There is also another legend that says that Goddess Parvathy once playfully closed the eyes of Lord Shiva. This caused the entire universe to become dark and all activities to cease. This made Lord Shiva angry and in order to chastise Parvathy, she was banished to the earth. She came upon this earth and arrived at Kancheepuram. Here she fashioned a Sivalingam in sand and prayed to Lord Shiva to forgive her and take her back. Lord Shiva was pleased with her devotion and prayer and asked her to go to Thiruvannamalai and pray to Arunachaleswarar. Goddess Parvathy arrived at Thiruvannamalai and was finally united with the Lord who took half her body on his left. This transformation of half Parvathy and half Shiva is called 'Arthanareeswarar'.

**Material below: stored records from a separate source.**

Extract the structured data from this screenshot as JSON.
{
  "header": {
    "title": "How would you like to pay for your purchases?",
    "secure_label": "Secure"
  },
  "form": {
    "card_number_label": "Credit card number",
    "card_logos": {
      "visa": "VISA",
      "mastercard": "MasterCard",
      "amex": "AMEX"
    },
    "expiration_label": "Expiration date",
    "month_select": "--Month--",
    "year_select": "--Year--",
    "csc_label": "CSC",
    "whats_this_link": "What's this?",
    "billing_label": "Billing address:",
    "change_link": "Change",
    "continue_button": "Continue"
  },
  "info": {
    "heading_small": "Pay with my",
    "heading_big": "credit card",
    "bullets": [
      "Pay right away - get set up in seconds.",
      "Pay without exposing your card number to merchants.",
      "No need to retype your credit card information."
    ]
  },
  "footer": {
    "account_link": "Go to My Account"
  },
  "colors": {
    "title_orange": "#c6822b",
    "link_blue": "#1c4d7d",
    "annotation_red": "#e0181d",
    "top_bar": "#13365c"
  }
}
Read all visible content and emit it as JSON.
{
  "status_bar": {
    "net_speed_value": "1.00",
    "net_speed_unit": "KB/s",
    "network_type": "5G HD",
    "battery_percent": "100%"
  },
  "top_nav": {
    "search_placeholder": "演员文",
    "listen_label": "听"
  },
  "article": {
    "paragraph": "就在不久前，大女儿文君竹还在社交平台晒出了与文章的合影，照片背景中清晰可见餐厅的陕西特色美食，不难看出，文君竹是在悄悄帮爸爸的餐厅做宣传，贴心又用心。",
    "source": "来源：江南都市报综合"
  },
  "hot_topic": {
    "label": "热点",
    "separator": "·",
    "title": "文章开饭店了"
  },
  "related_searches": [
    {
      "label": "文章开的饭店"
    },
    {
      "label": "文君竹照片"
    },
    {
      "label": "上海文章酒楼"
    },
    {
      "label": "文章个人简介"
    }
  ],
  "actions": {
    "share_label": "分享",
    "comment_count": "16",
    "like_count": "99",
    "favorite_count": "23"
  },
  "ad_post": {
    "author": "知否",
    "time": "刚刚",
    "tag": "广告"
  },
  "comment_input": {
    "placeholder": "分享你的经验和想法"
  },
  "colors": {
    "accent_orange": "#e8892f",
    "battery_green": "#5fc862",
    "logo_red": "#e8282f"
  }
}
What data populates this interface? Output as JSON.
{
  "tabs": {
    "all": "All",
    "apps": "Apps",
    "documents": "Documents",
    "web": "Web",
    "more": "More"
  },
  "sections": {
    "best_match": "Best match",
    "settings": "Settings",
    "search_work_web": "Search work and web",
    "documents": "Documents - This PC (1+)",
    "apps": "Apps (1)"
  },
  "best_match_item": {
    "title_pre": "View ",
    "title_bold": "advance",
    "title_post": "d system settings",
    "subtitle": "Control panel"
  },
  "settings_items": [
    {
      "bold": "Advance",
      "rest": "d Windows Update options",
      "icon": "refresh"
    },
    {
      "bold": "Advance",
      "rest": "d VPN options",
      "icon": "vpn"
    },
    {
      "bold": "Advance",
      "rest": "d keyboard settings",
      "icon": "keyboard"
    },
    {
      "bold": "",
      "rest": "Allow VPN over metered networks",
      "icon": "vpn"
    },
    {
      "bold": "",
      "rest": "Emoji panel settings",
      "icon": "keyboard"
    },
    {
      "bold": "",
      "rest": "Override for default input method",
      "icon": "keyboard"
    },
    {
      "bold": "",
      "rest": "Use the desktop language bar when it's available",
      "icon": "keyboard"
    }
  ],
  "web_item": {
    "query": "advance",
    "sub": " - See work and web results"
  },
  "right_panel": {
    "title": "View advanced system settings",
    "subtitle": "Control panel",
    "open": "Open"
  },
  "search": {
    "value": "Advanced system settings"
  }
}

Thiru Kalahasthi (Air)

This is an important temple dedicated to Lord Siva. This temple has one of the elemental lingas, the vayu (air) linga. There is a lamp inside the inner sanctum that is constantly flickering despite the lack of air inside. The Vayu-linga can be observed to move even when the doors to the main sanctum are closes and which does not have any windows. One can see the flames on several ghee lamps flicker as if blown by moving air. The linga is white and is considered Swayambhu, or self-manifested. To the east of the temple, lies the Kannappan hills and to the west flows the river Swarnamugi. Saints of yore have proclaimed that merely one visit to this temple is adequate for an aspiring devotee to attain salvation and free himself from the cycles of births and deaths. Offering prayers at this temple will enable one to overcome all malefic effects of the two serpentine planets Rahu and Kethu.

Here, Lord Shiva embodies in himself all the 8 planets except Saturn. That is why there is no separate sanctum sanctorum for the eight planets. There is only one solitary altar for planet Saturn.

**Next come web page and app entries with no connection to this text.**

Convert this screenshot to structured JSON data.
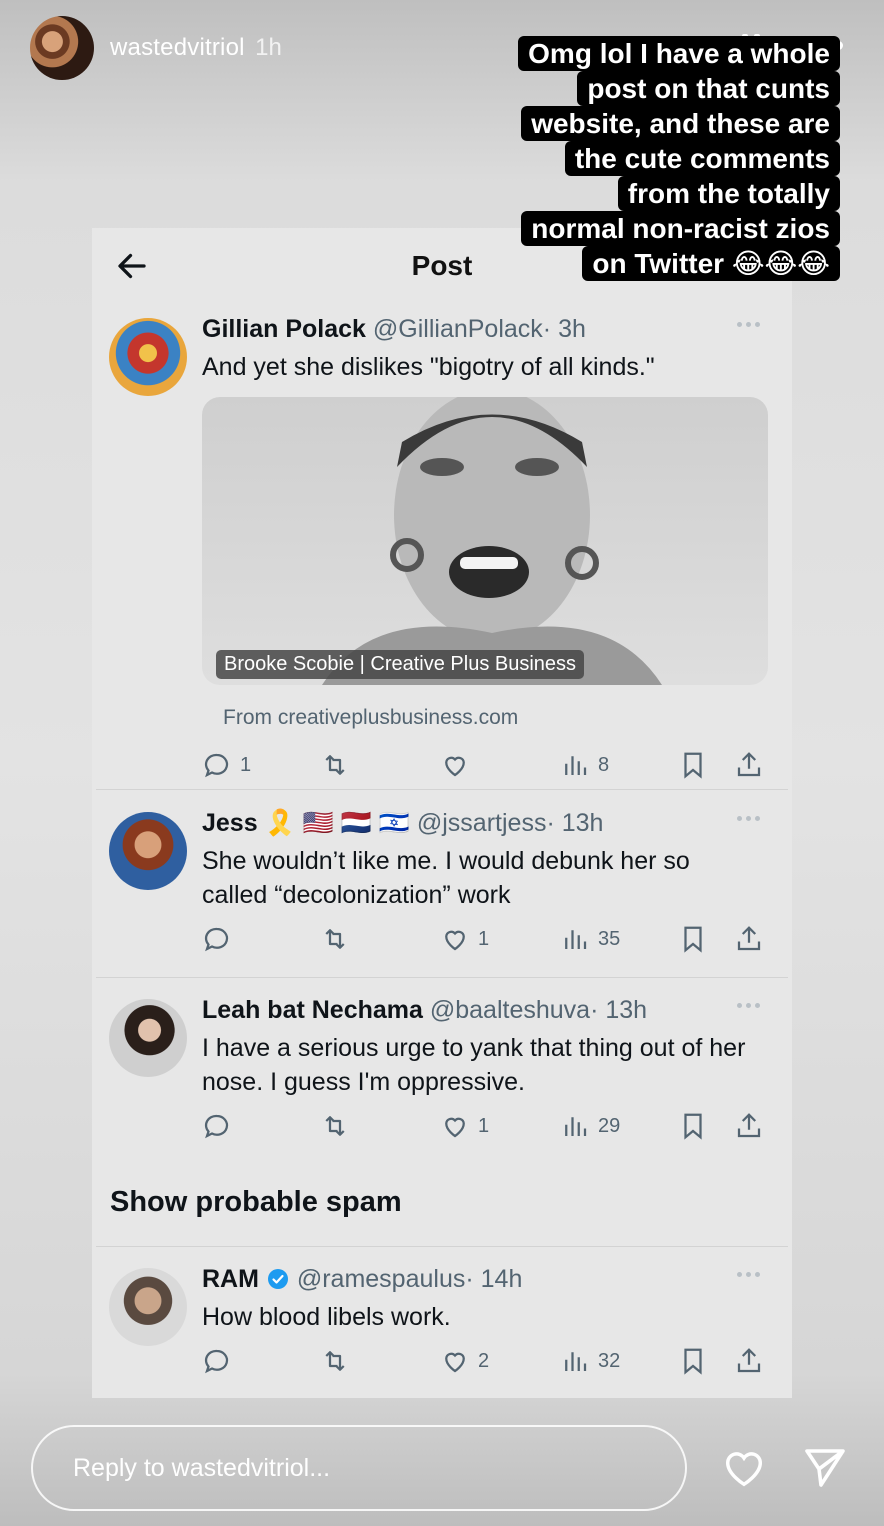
{
  "story": {
    "username": "wastedvitriol",
    "time": "1h",
    "caption_lines": [
      "Omg lol I have a whole",
      "post on that cunts",
      "website, and these are",
      "the cute comments",
      "from the totally",
      "normal non-racist zios",
      "on Twitter 😂😂😂"
    ]
  },
  "post_header": {
    "title": "Post"
  },
  "tweets": [
    {
      "name": "Gillian Polack",
      "handle": "@GillianPolack",
      "time": "· 3h",
      "text": "And yet she dislikes \"bigotry of all kinds.\"",
      "media_label": "Brooke Scobie | Creative Plus Business",
      "media_source": "From creativeplusbusiness.com",
      "replies": "1",
      "retweets": "",
      "likes": "",
      "views": "8"
    },
    {
      "name": "Jess 🎗️ 🇺🇸 🇳🇱 🇮🇱",
      "handle": "@jssartjess",
      "time": "· 13h",
      "text": "She wouldn’t like me. I would debunk her so called “decolonization” work",
      "replies": "",
      "retweets": "",
      "likes": "1",
      "views": "35"
    },
    {
      "name": "Leah bat Nechama",
      "handle": "@baalteshuva",
      "time": "· 13h",
      "text": "I have a serious urge to yank that thing out of her nose. I guess I'm oppressive.",
      "replies": "",
      "retweets": "",
      "likes": "1",
      "views": "29"
    },
    {
      "name": "RAM",
      "handle": "@ramespaulus",
      "time": "· 14h",
      "text": "How blood libels work.",
      "replies": "",
      "retweets": "",
      "likes": "2",
      "views": "32"
    }
  ],
  "spam_section": {
    "label": "Show probable spam"
  },
  "reply": {
    "placeholder": "Reply to wastedvitriol..."
  },
  "colors": {
    "verified": "#1d9bf0",
    "caption_bg": "#000000",
    "muted": "#536471"
  }
}
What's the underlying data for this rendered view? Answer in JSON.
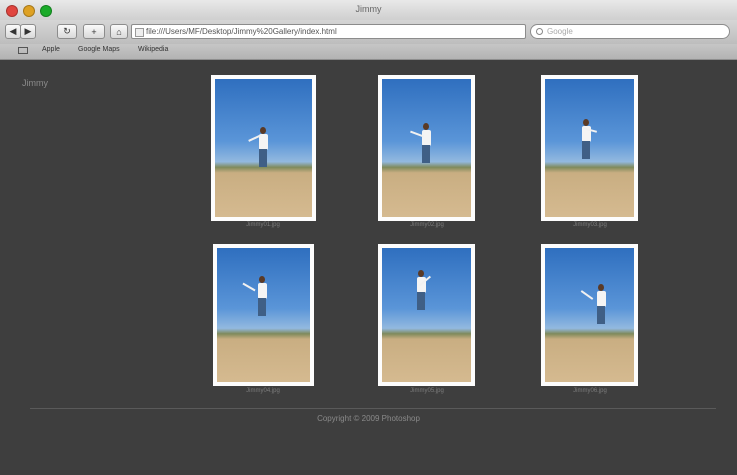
{
  "window": {
    "title": "Jimmy"
  },
  "toolbar": {
    "url": "file:///Users/MF/Desktop/Jimmy%20Gallery/index.html",
    "search_placeholder": "Google"
  },
  "bookmarks": [
    "Apple",
    "Google Maps",
    "Wikipedia"
  ],
  "gallery": {
    "title": "Jimmy",
    "captions": [
      "Jimmy01.jpg",
      "Jimmy02.jpg",
      "Jimmy03.jpg",
      "Jimmy04.jpg",
      "Jimmy05.jpg",
      "Jimmy06.jpg"
    ],
    "footer": "Copyright © 2009 Photoshop"
  }
}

Legend has it that a spider, a snake and an elephant vied with one another in a very destructive way to offer prayers to Lord Shiva. The lord acknowledged the sedulous devotion of all the three creatures and called himself Sri (spider), Kala (snake), Hasthi (elephant).

This temple draws millions of pilgrims during the Tamil month of Masi (Feb 15th to March 15th) when special prayers are offered to Lord Shiva on all the 30 days.


Chidambaram is one of the holiest and most venerated temples in Tamilnadu dedicated to Lord Nataraja. The temple has attained such sanctity and sacredness due to its antiquity and its association with so many miracles mentioned in Hindu scriptures. Many sages, saints and religious savants have sung in praise of the presiding deity. It is of great religious as well as historic and cultural significance. Chidambaram is associated with Lord Nataraja or Shiva in his "Ananda Tandava" pose (the Cosmic Dance of bliss) in the cosmic golden hall and the hall of consciousness ('Chit Sabha').

Lord Shiva is worshipped here in the "formless form" of the Chidambara Rahasyam, and the temple is known for its "Akasha" Lingam (Sky Lingam), an embodiment of Shiva as the formless Space. This is one of the few temples where Shiva and Vishnu are enshrined under one roof.

At the entrance to the inner enclosure the golden roof of 'Chittambalam' comes into view. It is in this 'manadapam' that Lord Nadarajah performs his dance (the Anandathandavam) eternally. The Chitsabah and the Kanakasabah are linked together and are called 'Ponnambalam'. This is also called as 'Chittambalam' and 'Gnanasabah'. There is a small entrance to the right of the Dancing Siva ('Natarajah'). During 'pooja' the curtain hung at the entrance is drawn aside and 'araathi' is shown. There are no images inside but only a garland of golden 'vilva' leaves is seen. This represents the 'Chidambara Rahasyam' representing the Lord in the form of space. Chidambaram thus represents one of the five elements (ether) and is called 'Aakasa sthalam'. As you stand in front of the 'Chitsabah' at the entrance to the inner circuit you can see the South facing Natarajah and the East facing Govidaraja Perumal (Vishnu).